## Required action
Where does the string "VxKex" appear in the records? Copy each line that holds it.

* * * *

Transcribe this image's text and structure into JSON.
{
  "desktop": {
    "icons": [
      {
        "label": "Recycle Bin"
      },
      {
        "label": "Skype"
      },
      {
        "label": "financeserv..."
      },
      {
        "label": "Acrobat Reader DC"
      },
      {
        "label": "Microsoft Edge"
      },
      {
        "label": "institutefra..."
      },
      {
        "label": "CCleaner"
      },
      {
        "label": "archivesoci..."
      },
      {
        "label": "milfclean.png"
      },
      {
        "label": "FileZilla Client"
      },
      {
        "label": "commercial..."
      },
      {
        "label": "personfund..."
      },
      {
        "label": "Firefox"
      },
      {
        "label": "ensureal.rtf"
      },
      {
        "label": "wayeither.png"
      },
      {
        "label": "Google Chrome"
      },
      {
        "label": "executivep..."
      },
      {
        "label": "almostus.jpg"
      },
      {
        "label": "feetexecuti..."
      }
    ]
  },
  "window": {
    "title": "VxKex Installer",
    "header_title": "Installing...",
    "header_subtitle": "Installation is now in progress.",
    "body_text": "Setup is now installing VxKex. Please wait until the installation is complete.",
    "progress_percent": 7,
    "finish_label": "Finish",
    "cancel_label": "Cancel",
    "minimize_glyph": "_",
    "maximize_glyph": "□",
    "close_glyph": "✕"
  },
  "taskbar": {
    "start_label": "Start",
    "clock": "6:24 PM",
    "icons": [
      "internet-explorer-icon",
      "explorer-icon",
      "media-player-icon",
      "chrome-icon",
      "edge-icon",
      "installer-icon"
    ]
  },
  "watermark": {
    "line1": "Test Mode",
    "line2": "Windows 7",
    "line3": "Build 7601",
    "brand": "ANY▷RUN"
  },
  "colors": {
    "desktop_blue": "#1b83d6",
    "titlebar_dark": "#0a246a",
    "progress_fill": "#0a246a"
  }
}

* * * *

## Reply to the exercise
    "title": "VxKex Installer",
    "body_text": "Setup is now installing VxKex. Please wait until the installation is complete.",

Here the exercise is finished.